It was Video Trash & Treasures that mentioned Cannibal Women in the Avocado Jungle of Death as one of its favorite and schlockiest B movies. As an almost imprimatur of its low quality, it features the bosomy Adrienne Barbeau. Those of us of a certain age will remember her from the Maude TV series of the 1970s and the movie Escape from New York (1981). This movie, unlike Sheena, was made to be campy. In this aspect is succeeds rather well.

Shannon Tweed plays Dr. Margo Hunt, a professor of feminist studies at a Spritzer University, which comes complete with a big, phallic shaped building. The government pays her a visit to persuade her to visit the Avocado Jungle that, by the way, consists of much of southern California. It is controlled by the radical feminist Dr. Kurtz (Adrienne Barbeau), whose band of women, as you might suspect, have unorthodox eating practices. They like to hunt down, kill and consume any men that happen to wander into the jungle. Well, apparently not all men. There is a small tribe of subjugated men who spend their time being wimps and making potholders for the women. As a professor of feminist studies, Dr. Hunt is arm twisted into going into the Avocado Jungle to persuade Dr. Kurtz to give up. The government wants to remove these radical feminists from the avocado jungle because, of course, avocados are critical to our national security. If these radical women agree to surrender, the government will give them all free condominiums!

Of course, Dr. Hunt will not go into the jungle alone. A Valley Girl boy-crazy student of hers named Bunny (Karen Mistal), who seems to be embracing feminism as her latest fad, wants to come along too. On their way, they stop at a biker bar to select a male guide. This turns out to be, of all people, Bill Maher. Apparently, he has had a nose job since this movie was filmed.

The rest of the plot does not really matter and believe me you will not care how it turns out. The question is whether the cheap laughs and humor make it worth a rental. If you are someone who appreciates schlocky movies, the answer is clearly yes. Shannon Tweed actually turns in quite a nice performance as the measured, always respectful but of course drop dead gorgeous feminist professor from Spritzer University. Much of the humor though revolves around Bunny, who has to wear everything in pink and is not amiss to wearing pink high-heeled shoes while traipsing through the Avocado Jungle. Adrienne Barbeau does not show up until halfway through the movie. All the jungle women are, of course, drop dead gorgeous and, with the exception of Ms. Barbeau, cannot be older than 25.
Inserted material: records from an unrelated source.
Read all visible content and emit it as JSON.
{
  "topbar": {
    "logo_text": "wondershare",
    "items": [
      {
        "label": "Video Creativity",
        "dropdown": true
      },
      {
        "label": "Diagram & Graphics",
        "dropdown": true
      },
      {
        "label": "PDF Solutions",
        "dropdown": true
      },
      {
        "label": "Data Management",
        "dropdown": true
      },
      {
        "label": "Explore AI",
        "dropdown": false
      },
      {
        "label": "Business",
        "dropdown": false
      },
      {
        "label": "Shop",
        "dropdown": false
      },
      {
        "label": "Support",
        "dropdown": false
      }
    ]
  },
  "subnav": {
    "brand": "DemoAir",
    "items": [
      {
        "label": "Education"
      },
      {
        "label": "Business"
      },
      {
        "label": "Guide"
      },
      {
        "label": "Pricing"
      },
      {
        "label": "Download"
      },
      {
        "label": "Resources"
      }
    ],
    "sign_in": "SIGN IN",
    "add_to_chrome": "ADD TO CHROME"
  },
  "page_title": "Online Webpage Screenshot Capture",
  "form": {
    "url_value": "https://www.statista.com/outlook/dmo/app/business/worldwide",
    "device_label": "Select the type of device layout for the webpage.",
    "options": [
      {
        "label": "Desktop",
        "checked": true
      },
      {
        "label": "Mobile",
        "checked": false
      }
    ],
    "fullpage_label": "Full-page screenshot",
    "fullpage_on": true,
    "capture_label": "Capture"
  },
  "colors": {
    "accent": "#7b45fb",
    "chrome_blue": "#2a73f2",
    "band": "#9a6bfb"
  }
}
The movie does slowly fade after the first highly amusing fifteen minutes. Once we understand that Buffy will always wear pink, for example, the humor has less of an impact. Still it is amazing that with such a silly plot this movie can keep you chuckling for its ninety minute running time. It includes a finale swordfight between these feminist professors that is one of the least convincing of all time. Considering that it looks like a movie made for less than $100,000 it delivers a lot of laughs. Having finally seen it though, I felt that one viewing had scratched the itch completely.

For me, a movie like this one that tries to be campy is generally not quite as humorous as a movie designed to be serious but which becomes a fiasco that slimes everyone in it. That is why, while I will remember and laugh over certain scenes in Cannibal Women in the Avocado Jungle of Death for many years, Sheena will remain forever on my DVD rack. (Watch Sheena online here for the cost of a short commercial.)

So pick up Sheena first, since it is more likely to be available anyhow. Otherwise, yeah, go ahead and rent this movie. While the humor is sometimes strained, it is often hilarious and it manages to stay at least amusing throughout. If you keep a private stock of schlocky movies, this is definitely one to consider purchasing. Just be aware you probably will not reach for it very often.

There is some brief nudity involving gorgeous topless women at the start of the film, otherwise there is nothing here that will give offense. I do not recall a swear word in the whole movie.